You could consider using some form of repellent to avoid getting bitten. Most repellents are great for most species of mosquito, but the Asian Tiger is particularly persistent and not easily repelled. However, a repellent that contains a high amount of DEET like this one is perfect for all mosquitoes including the Asian Tiger.
Are Jellyfish Dangerous in Sicily?
Most jellyfish are not dangerous in Sicily and cause no harm or mild stings that cause mild skin irritation. However some have more painful stings that can cause quite a lot of discomfort and pain. They may even take weeks to heal.
However, although rare, there are Portuguese Man o’War that get carried in through the Straight of Gibraltar. These jellyfish-like creatures are poisonous and can be deadly to humans. In fact a woman in Sicily ended up hospitalised and in intensive care in 2022 due to an encounter with this species.
For further information on best live bays to avoid jellyfish, tips and treatments, you can refer to the article on jellyfish in Sicily.
Enjoy Your Trip to Sicily!
To round off this post, we’ll reiterate that Sicily is safe for tourists in the same way that Barcelona, London, Paris, and countless other European cities are. There are some areas to avoid, but plenty more fantastic places to explore and enjoy!
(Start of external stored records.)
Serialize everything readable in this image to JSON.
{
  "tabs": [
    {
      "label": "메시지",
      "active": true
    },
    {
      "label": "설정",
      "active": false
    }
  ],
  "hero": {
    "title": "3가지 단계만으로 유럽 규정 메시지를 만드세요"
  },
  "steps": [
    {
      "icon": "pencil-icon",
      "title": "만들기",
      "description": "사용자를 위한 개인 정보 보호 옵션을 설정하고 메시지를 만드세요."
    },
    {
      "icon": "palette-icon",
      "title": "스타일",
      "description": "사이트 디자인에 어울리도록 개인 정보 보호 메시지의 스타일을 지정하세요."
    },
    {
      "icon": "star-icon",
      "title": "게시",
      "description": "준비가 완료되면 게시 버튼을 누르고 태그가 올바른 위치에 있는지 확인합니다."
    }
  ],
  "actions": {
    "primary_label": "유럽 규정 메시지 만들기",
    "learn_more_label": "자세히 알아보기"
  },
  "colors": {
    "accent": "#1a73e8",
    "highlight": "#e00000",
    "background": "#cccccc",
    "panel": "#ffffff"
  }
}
Simply being aware of the risks and dangers, and taking a few small preventative measures is all you need to do to have a great time in Sicily. So, stop worrying and get ready to enjoy Sicily’s fascinating ancient city streets, vibrant atmosphere, incredible food, gorgeous natural scenery, and friendly locals.